A new bilateral agreement could open China’s huge market to US rice as early as next year and propel now moderate rice volume through Oakland and other ports.
“The signing of the phytosanitary agreement was a big, big step,” said Johnny Sullivan, vice president at Producers Rice Mill, a large farmers’ cooperative in Stuttgart, Arkansas. “The market in China is mind-boggling.”
China is the largest producer, consumer, and importer of rice. Every two weeks, China consumes approximately as much rice as the US produces in a year. Last year, US rice growers produced just more than 7.1 million tons, a 16 percent increase from 2016, according to the US Department of Agriculture. About half of US production is exported.
The US-China phytosanitary agreement, which covers things such as pests and pathogens in agricultural shipments, is only a first step.

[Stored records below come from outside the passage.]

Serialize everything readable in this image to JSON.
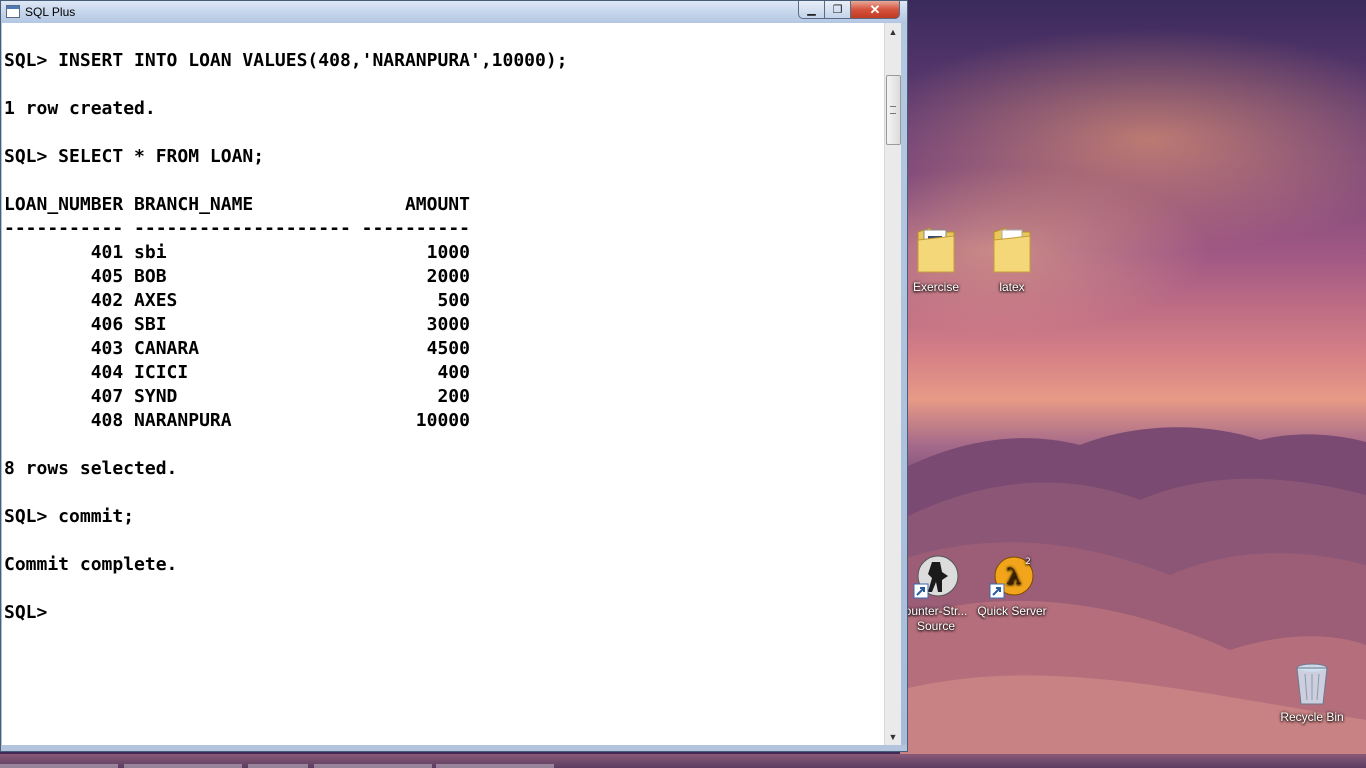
{
  "window": {
    "title": "SQL Plus",
    "controls": {
      "minimize": "▁",
      "maximize": "❐",
      "close": "✕"
    }
  },
  "console": {
    "lines": [
      "SQL> INSERT INTO LOAN VALUES(408,'NARANPURA',10000);",
      "",
      "1 row created.",
      "",
      "SQL> SELECT * FROM LOAN;",
      ""
    ],
    "result_header": {
      "col1": "LOAN_NUMBER",
      "col2": "BRANCH_NAME",
      "col3": "AMOUNT"
    },
    "result_separator": "----------- -------------------- ----------",
    "rows": [
      {
        "loan_number": "401",
        "branch_name": "sbi",
        "amount": "1000"
      },
      {
        "loan_number": "405",
        "branch_name": "BOB",
        "amount": "2000"
      },
      {
        "loan_number": "402",
        "branch_name": "AXES",
        "amount": "500"
      },
      {
        "loan_number": "406",
        "branch_name": "SBI",
        "amount": "3000"
      },
      {
        "loan_number": "403",
        "branch_name": "CANARA",
        "amount": "4500"
      },
      {
        "loan_number": "404",
        "branch_name": "ICICI",
        "amount": "400"
      },
      {
        "loan_number": "407",
        "branch_name": "SYND",
        "amount": "200"
      },
      {
        "loan_number": "408",
        "branch_name": "NARANPURA",
        "amount": "10000"
      }
    ],
    "after_lines": [
      "",
      "8 rows selected.",
      "",
      "SQL> commit;",
      "",
      "Commit complete.",
      "",
      "SQL>"
    ]
  },
  "desktop": {
    "icons": [
      {
        "label": "Exercise",
        "icon": "folder-icon"
      },
      {
        "label": "latex",
        "icon": "folder-icon"
      },
      {
        "label": "ounter-Str...",
        "label2": "Source",
        "icon": "counter-strike-icon"
      },
      {
        "label": "Quick Server",
        "icon": "half-life-icon"
      },
      {
        "label": "Recycle Bin",
        "icon": "recycle-bin-icon"
      }
    ]
  }
}
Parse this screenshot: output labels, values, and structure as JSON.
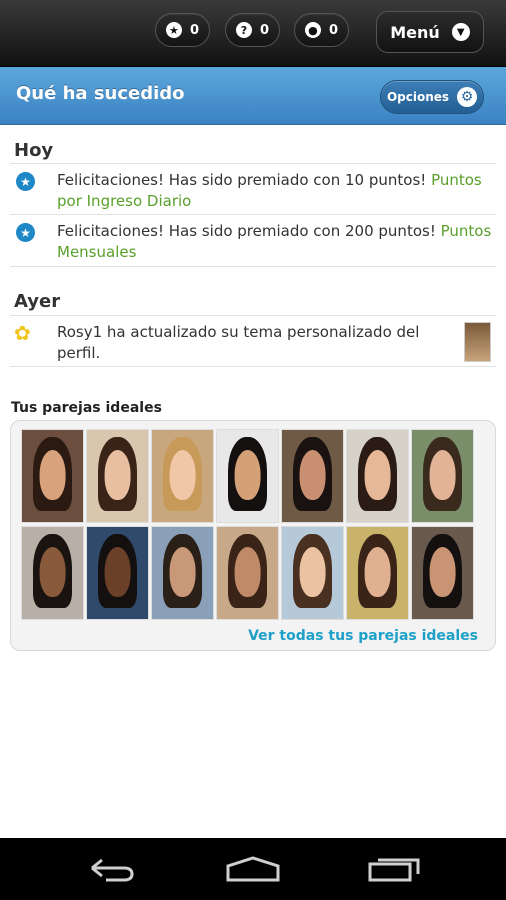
{
  "topbar": {
    "counters": [
      {
        "icon": "star-icon",
        "glyph": "★",
        "value": "0"
      },
      {
        "icon": "question-icon",
        "glyph": "?",
        "value": "0"
      },
      {
        "icon": "person-icon",
        "glyph": "●",
        "value": "0"
      }
    ],
    "menu_label": "Menú"
  },
  "section": {
    "title": "Qué ha sucedido",
    "options_label": "Opciones"
  },
  "feed": {
    "today_label": "Hoy",
    "yesterday_label": "Ayer",
    "today_items": [
      {
        "text": "Felicitaciones! Has sido premiado con 10 puntos! ",
        "link": "Puntos por Ingreso Diario"
      },
      {
        "text": "Felicitaciones! Has sido premiado con 200 puntos! ",
        "link": "Puntos Mensuales"
      }
    ],
    "yesterday_items": [
      {
        "text": "Rosy1  ha actualizado su tema personalizado del perfil."
      }
    ]
  },
  "matches": {
    "title": "Tus parejas ideales",
    "see_all": "Ver todas tus parejas ideales",
    "photo_count": 14
  },
  "colors": {
    "header_blue": "#4a94d0",
    "link_green": "#5aa02c",
    "link_cyan": "#1ea0c8"
  }
}
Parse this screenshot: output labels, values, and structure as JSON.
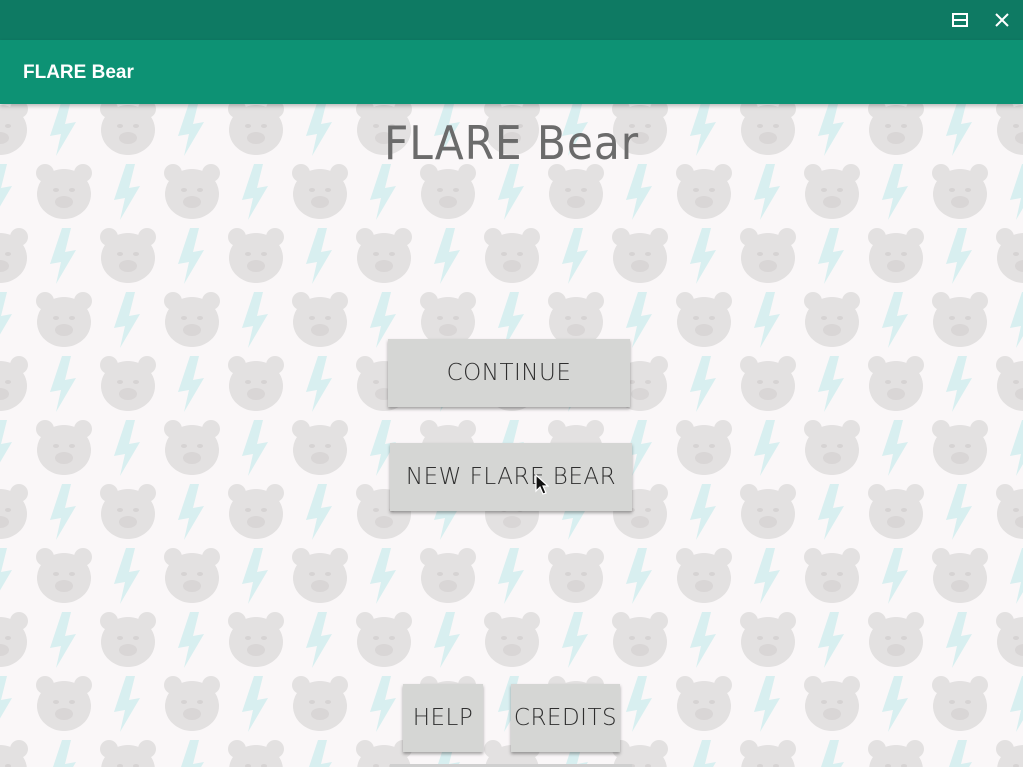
{
  "window": {
    "maximize_icon": "window-maximize-icon",
    "close_icon": "close-icon"
  },
  "appbar": {
    "title": "FLARE Bear"
  },
  "main": {
    "heading": "FLARE Bear",
    "buttons": {
      "continue": "CONTINUE",
      "new_bear": "NEW FLARE BEAR",
      "help": "HELP",
      "credits": "CREDITS"
    }
  },
  "colors": {
    "titlebar": "#0e7a63",
    "appbar": "#0d9274",
    "background": "#faf7f8",
    "button": "#d5d6d4",
    "pattern_bear": "#e3e1e1",
    "pattern_bolt": "#d8eff0"
  }
}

Opening China to US rice is expected to take more than a year, and analysts say shipment volume is expected to start slowly, at perhaps 50,000 tons the first year, and grow for several years.
“A lot of things have to happen before the first bag or box is floated over there, but one thing we do know — the demand is there,” Sullivan said.
US exporters and ports already are excited — none more so than the Port of Oakland, which dominates US containerized rice exports. Last year, Oakland handled 18,476 TEU of rice exports, or 62.7 percent of the US total, according to PIERS, a sister product of JOC.com.
John Driscoll, the port’s maritime manager, said the US-China phytosanitary agreement opens new opportunities for Oakland, which is near rice-producing regions in California’s Sacramento Valley. “Given our location and track record with agricultural exports, we would hope to play a role in this new trade breakthrough,” he said.
During the first five months of this year, total US rice exports, including land and non-containerized shipments, rose 23 percent year over year in volume and 10 percent in value, USDA figures show.
US containerized rice exports during the first half of this year increased 43 percent, to 20,746 TEU, following annual increases of 19 percent in 2015 and 15 percent in 2016, according to PIERS.
As with corn, soybeans, and wheat, containerized shipments of rice make up a relatively small slice of total export volume. US rice exports last year totaled 29,490 TEU. At 20 metric tons per 40-foot container, that is about 300,000 tons, or less than 10 percent of last year’s total US rice exports.
The relative shares of rice moved in containers, bulk carrier, and breakbulk vessels have remained fairly static in recent years. Sullivan said the most notable change may be the increased use of full-container liner bags instead of palletized smaller bags in containers.
The top five destinations for US containerized rice exports last year were South Korea, Saudi Arabia, Jordan, Taiwan, and Japan. Top loading ports for containerized rice after Oakland are Los Angeles, Houston, and New Orleans. Among carriers, Evergreen led with 7,301 TEU last year, or a 24.7 percent market share, followed by Mediterranean Shipping Co. with 13.3 percent.
The top five destinations including all transportation modes are Mexico, which is supplied by truck and rail, and Haiti, Japan, Venezuela, and Honduras. Since the North American Free Trade Agreement was enacted, Mexico has become the top destination for US rice, accounting for 20 percent of total US export volume.
Gulf ports handle large volumes of bulk shipments of “rough” rice that is milled and bagged in destination countries, along with bagged and palletized breakbulk shipments. The Port of Lake Charles, Louisiana, for decades a leading port for regionally produced bagged rice, in 2015 opened a grain elevator that IFG Export operates for bulk rice and other grains.
Arkansas produces approximately half of all US-grown rice. California is a distant second with about 20 percent, followed by Louisiana, Mississippi, Texas, and Missouri. Most of California’s production is medium-grain rice, popular in Asia. The other states rely more heavily on US markets, and have a larger proportion of long-grain rice, which is preferred in the Middle East and Europe.
In addition to the highly anticipated opening of the China market, US rice producers this year resumed exports to Iraq under a bilateral pact. A trade agreement with Colombia has led to an increase in volume to that country. US exporters also report growth in the United Kingdom, where US rice has gained market share in big-box supermarkets, and in the European Union. Iran and Cuba are two once-big US exports markets that now are off-limits to US producers.
US rice exporters say they are optimistic about future growth, despite stiff price competition from countries such as India, Thailand, and Vietnam, and import restrictions that protect local rice growers and millers in many countries. US exporters are promoting their increasingly competitive prices and high quality, said Michael Klein, spokesman for the USA Rice Federation, based in Arlington, Virginia.
Sullivan said the US-China rice agreement is “the most intense phytosanitary agreement between two countries that’s ever been in place.” He said he expects Chinese purchasers to be private buyers seeking a premium product, and that “from a food quality and safety standpoint, the US is A-Number One.”